It turns out that even though those international-flying jets are pretty gargantuan, they can’t actually carry all your possessions in their cargo holds. So, when moving countries one has to make a choice: Ship your stuff (as in, on an actual ship) for a significant price, or sell everything and start over, save an allotment of two 25-pound suitcases per person. (Technically, you can take up to nine suitcases per person if you’re willing to pay the excess baggage fees, but for some reason, the thought of our family traipsing through LAX with 54 suitcases shuts me down.)
We’ve been here before. I walked through the house.
It’s a cruel exercise, because it’s stuff, but it’s not just stuff. How do you place a monetary value on memories that are so closely entwined with material things?
It’s a couch, but it’s not just a couch. It’s midnight feedings and a child propped up in my arms in the middle of the night so the ear infection isn’t so painful and friends crying tears of happiness and loss. It’s kids jumping off the top in Spiderman costumes even though I told them a thousand times not to. It’s family movie nights, as evidenced by the stale popcorn crunched between the cushions.
It’s a dollhouse, but it’s not just a dollhouse. It’s the endless chatter of imaginary play. It’s a symbol of my older daughter learning to share one of her favorite things with a younger sister who didn’t, at first, know how to love. It’s a picture of acceptance: “I’m not the only princess anymore, and it’s going to be okay. Enter into my space…you’re welcome here.”
It’s a table, but it’s not just a table. It’s family chaos and “tell me about your day” and meals shared over vulnerable heart talk with friend after friend after friend. It’s revived marriages and prayers for wayward kids and “Is God even real?” and so, so much laughter.
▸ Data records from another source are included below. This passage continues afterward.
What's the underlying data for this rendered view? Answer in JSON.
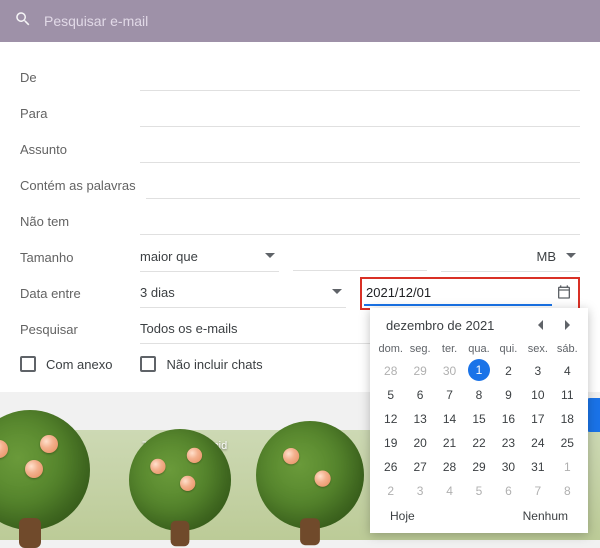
{
  "topbar": {
    "placeholder": "Pesquisar e-mail"
  },
  "form": {
    "from": "De",
    "to": "Para",
    "subject": "Assunto",
    "has_words": "Contém as palavras",
    "no_words": "Não tem",
    "size_label": "Tamanho",
    "size_op": "maior que",
    "size_unit": "MB",
    "date_label": "Data entre",
    "date_range": "3 dias",
    "date_value": "2021/12/01",
    "search_label": "Pesquisar",
    "search_scope": "Todos os e-mails",
    "has_attachment": "Com anexo",
    "exclude_chats": "Não incluir chats"
  },
  "footer": {
    "links": "Termos · Privacid",
    "links2": "e ativid"
  },
  "datepicker": {
    "title": "dezembro de 2021",
    "dow": [
      "dom.",
      "seg.",
      "ter.",
      "qua.",
      "qui.",
      "sex.",
      "sáb."
    ],
    "prev_trail": [
      "28",
      "29",
      "30"
    ],
    "days": [
      "1",
      "2",
      "3",
      "4",
      "5",
      "6",
      "7",
      "8",
      "9",
      "10",
      "11",
      "12",
      "13",
      "14",
      "15",
      "16",
      "17",
      "18",
      "19",
      "20",
      "21",
      "22",
      "23",
      "24",
      "25",
      "26",
      "27",
      "28",
      "29",
      "30",
      "31"
    ],
    "next_lead": [
      "1",
      "2",
      "3",
      "4",
      "5",
      "6",
      "7",
      "8"
    ],
    "selected": "1",
    "today": "Hoje",
    "none": "Nenhum"
  }
}
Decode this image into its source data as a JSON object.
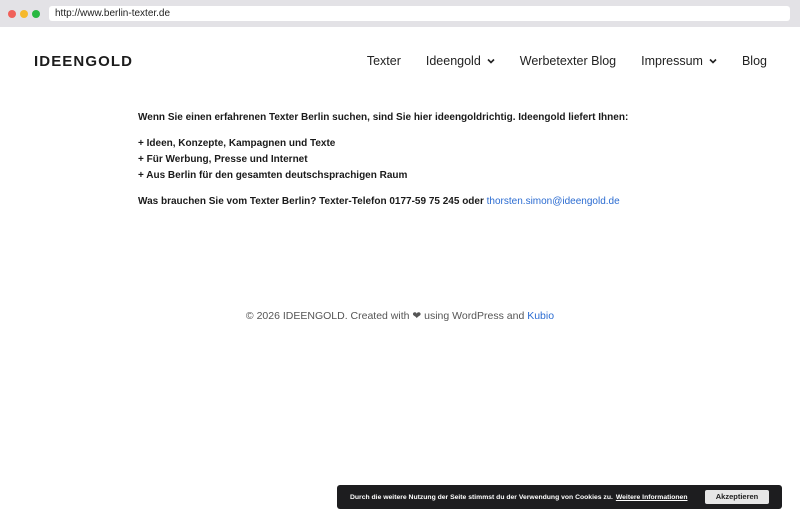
{
  "browser": {
    "url": "http://www.berlin-texter.de"
  },
  "header": {
    "logo": "IDEENGOLD",
    "nav": [
      {
        "label": "Texter",
        "has_dropdown": false
      },
      {
        "label": "Ideengold",
        "has_dropdown": true
      },
      {
        "label": "Werbetexter Blog",
        "has_dropdown": false
      },
      {
        "label": "Impressum",
        "has_dropdown": true
      },
      {
        "label": "Blog",
        "has_dropdown": false
      }
    ]
  },
  "main": {
    "intro": "Wenn Sie einen erfahrenen Texter Berlin suchen, sind Sie hier ideengoldrichtig. Ideengold liefert Ihnen:",
    "bullets": [
      "+ Ideen, Konzepte, Kampagnen und Texte",
      "+ Für Werbung, Presse und Internet",
      "+ Aus Berlin für den gesamten deutschsprachigen Raum"
    ],
    "contact_text": "Was brauchen Sie vom Texter Berlin? Texter-Telefon 0177-59 75 245 oder ",
    "contact_email": "thorsten.simon@ideengold.de"
  },
  "footer": {
    "text": "© 2026 IDEENGOLD. Created with ❤ using WordPress and ",
    "link": "Kubio"
  },
  "cookie_bar": {
    "text": "Durch die weitere Nutzung der Seite stimmst du der Verwendung von Cookies zu.",
    "more_link": "Weitere Informationen",
    "accept_button": "Akzeptieren"
  },
  "colors": {
    "link": "#2a6bd1",
    "cookie_bg": "#1d1d1f",
    "chrome_bg": "#e3e2e6"
  }
}
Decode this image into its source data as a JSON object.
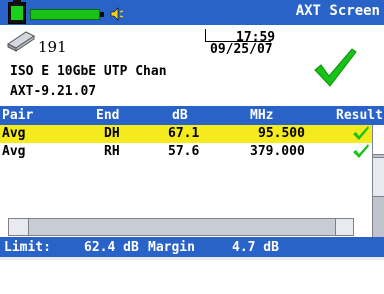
{
  "header": {
    "title": "AXT Screen"
  },
  "status": {
    "count": "191",
    "time": "17:59",
    "date": "09/25/07",
    "cable": "ISO E 10GbE UTP Chan",
    "test_id": "AXT-9.21.07"
  },
  "table": {
    "columns": [
      "Pair",
      "End",
      "dB",
      "MHz",
      "Result"
    ],
    "rows": [
      {
        "pair": "Avg",
        "end": "DH",
        "db": "67.1",
        "mhz": "95.500"
      },
      {
        "pair": "Avg",
        "end": "RH",
        "db": "57.6",
        "mhz": "379.000"
      }
    ]
  },
  "limit": {
    "label": "Limit:",
    "limit_value": "62.4 dB",
    "margin_label": "Margin",
    "margin_value": "4.7 dB"
  },
  "colors": {
    "accent": "#2a63c8",
    "highlight_row": "#f5ea1e",
    "pass_check": "#17c317"
  },
  "icons": [
    "battery-icon",
    "signal-level-icon",
    "speaker-icon",
    "tape-cartridge-icon",
    "pass-check-icon"
  ]
}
It’s a fish tank, but it’s not just a—oh, wait. No. We’ll happily leave the fish tank behind. And the fish. (If you don’t know why, here you go.)
But besides that.
How do you liquidate a life and be okay with it?
I’ve seen the news. Thousands of people have lost everything they own at the hand of storms whose tame names “Harvey” and “Irma” make them sound more like a bingo-loving couple of sixty years than two of the most powerful hurricanes in modern history. I’ve seen the interviews: “It’s just stuff. We’re still alive—we still have each other, and that’s all that really matters.” And it’s true. It’s just stuff. Regardless of what makes it inside the cargo hold of an airplane or a 20-foot container on the back of a ship, I’ll have my husband and four kids buckled beside me in the back row of the economy section of a 747, right next to the lavatory, no doubt. We’ll be together, and that should be enough.
Because it’s just stuff, right?
Weary hurricane victims may look into the camera and say it’s just stuff, and I may speak those words when I toss a well-worn blanket into the box marked “give away,” but don’t miss the cost behind those words. Because it’s not just stuff. It’s memories. It’s a lifetime built. It’s the peaks and troughs of your story told through casserole dishes and a hope chest and your son’s first Lego set. As Jennifer Trafton so beautifully states, it’s home, “…the place in the world that is both your soul’s sanctuary and the anchor of your story.”
As is true with most things, it’s both/and. It’s stuff, but it’s not just stuff. To say “People are what matter the most—they’re the only things in life that aren’t irreplaceable,” doesn’t mean it doesn’t hurt to leave things behind, or to have them taken away from you against your will by a pounding storm surge. My desires for stability, for memories, for home do not negate my firm belief that God is sovereign, or that it is worth it to go where He leads, no matter the cost. But oh, it’s important to recognize the cost.
I walked through my house and then sat on the porch swing—the swing that probably won’t go with us—and I cried. And I imagined Jesus beside me, not condemning me for being worldly or materialistic, but sitting with me in my grief, because He knows it’s hard to let go. His empathy gives me courage to follow the bend in the road, hands open, trusting the bigger Story that will make my story make sense in the end.